The second reason why the European regulation was established is for uniformity. Before the regulation there was already a European guideline. This was converted into national law in every member state, with too many differences between the member states. For this reason the European Union chose to issue a regulation. This regulation is applicable immediately in every member state.

Scope of the GDPR

The regulation is applicable as soon as the personal data of a natural person is electronically processed or is arranged in order (alphabetically, chronologically). Processing should be interpreted broadly. Examples are ordering, collecting, storing and processing.

The regulation also provides some exceptions to the scope of application. The processing of personal data in the context of activities which are outside the scope of Union Law, or activities carried out by a natural person in the course of purely personal or household activity, do not fall within the scope of application. Also, the processing by a member state in the context of the policy for border control, asylum and immigration is not targeted by the regulation.

Regarding the territorial authority, this extends beyond the EU. First of all, the controllers and processors who are in the EU must comply with the regulation. The regulation also has an impact on the controllers and processors outside the EU. They must always comply with the regulation to the extent that they process personal data of people who are in the Union.

 More rights for the data subjects

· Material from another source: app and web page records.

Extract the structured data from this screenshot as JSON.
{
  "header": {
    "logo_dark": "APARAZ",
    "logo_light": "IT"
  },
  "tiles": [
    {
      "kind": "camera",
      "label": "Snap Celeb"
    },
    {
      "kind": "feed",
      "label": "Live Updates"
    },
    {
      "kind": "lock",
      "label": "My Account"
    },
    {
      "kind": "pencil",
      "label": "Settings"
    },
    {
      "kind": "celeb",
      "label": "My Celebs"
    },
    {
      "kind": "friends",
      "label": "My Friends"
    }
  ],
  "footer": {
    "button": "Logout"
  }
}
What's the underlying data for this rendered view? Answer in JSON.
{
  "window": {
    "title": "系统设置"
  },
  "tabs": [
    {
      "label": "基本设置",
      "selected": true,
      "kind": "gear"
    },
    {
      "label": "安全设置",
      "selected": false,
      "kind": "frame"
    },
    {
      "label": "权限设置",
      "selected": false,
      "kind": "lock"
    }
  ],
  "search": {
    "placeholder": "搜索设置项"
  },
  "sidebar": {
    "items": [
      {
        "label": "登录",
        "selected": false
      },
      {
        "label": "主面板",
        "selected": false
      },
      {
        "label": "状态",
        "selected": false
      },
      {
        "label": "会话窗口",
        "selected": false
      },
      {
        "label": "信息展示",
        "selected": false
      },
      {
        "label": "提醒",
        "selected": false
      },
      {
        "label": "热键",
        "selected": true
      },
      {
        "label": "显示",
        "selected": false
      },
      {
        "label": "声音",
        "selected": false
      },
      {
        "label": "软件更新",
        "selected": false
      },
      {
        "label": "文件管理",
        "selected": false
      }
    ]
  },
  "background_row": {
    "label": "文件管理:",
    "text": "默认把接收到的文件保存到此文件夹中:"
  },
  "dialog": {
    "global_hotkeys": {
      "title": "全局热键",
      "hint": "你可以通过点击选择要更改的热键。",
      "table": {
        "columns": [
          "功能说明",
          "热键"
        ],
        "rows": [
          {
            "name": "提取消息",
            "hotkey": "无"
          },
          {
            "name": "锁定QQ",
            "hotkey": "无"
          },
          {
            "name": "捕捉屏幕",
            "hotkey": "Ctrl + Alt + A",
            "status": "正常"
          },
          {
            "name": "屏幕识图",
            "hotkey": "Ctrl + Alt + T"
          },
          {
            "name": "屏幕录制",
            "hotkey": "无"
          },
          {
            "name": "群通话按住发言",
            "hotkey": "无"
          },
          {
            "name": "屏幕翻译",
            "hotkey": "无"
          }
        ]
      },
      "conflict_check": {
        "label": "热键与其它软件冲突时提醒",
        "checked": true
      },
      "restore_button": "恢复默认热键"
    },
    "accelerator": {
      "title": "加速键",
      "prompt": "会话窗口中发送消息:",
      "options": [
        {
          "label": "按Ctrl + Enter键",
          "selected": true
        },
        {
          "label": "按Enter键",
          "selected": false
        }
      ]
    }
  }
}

The big aim of the regulation is to provide more protection to the natural person regarding his personal data. This protection is associated with providing information, exercising control as well as granting rights.

The data subject, whose personal data is processed, must obtain transparency. This means that the data subject must be informed in good, clear and understandable language. The regulation itself provides explicitly what must be included in this information. (Art. 13 and 14 GDPR)

In addition, the regulation foresees that the data subject has more control over the processing of his personal data. This is achieved by the rights which are granted to the data subject. These rights are: transparency, rectification, inspection, deletion, limitation, objection, free transfer and automated decision-making. By means of being able to exercise these rights, the data subject has the possibility to control the processing of his personal data and possibly taking action.

If all this is not enough, the data subject can lodge a complaint with a supervisory authority or apply to the courts. For Belgium the supervisory authority is Privacy Commission.

Obligations arising from the GDPR

In addition to the protection of personal data of the data subject, there are more and more stringent obligations for the controller (and processor). First the controller must be able to show that they are GDPR compliant. This means that the burden of proof regarding the compliance of the obligations rests with the controller. In order to show this, the controller must establish an internal policy.

This internal policy ensures that the other obligations of the regulation are complied with. These other obligations are the guarantees of the rights, procedures regarding data leaks and the exercise of rights by the people concerned, establishing a register of processing activities, privacy declarations, making contracts conform (employees, customers, suppliers, … ), improving the security of the IT systems, etc.

Is this not going too far?

Despite the best intentions of the regulation, this is all very far reaching. Everybody agrees that the protection of personal data is essential in a digital world. However, the regulation has also dragged small companies into its gigantic web of obligations. Think about the baker just around the corner, who processes your personal data with the objective of preparing your order or binging it to your home. He is also subject to the regulation.

The fact that the regulation provides for proportionality, is only a meagre consolation. The regulation certainly allows that the obligations only have to be complied with in proportion to the possibilities of the company. However, compliance remains a difficult feat for many companies.


The GDPR applies to almost everyone. You cannot afford to ignore the regulation as the sanctions are not small. The administrative fines can amount to EUR 20,000,000 or 4% of the global revenue of the previous fiscal period if this is higher. The Privacy Commission will perform the audits using investigation and prosecution powers. The risk of an audit increases indeed if a data subject files a complaint.

If you so wish, aternio can assist you in making your company GDPR compliant.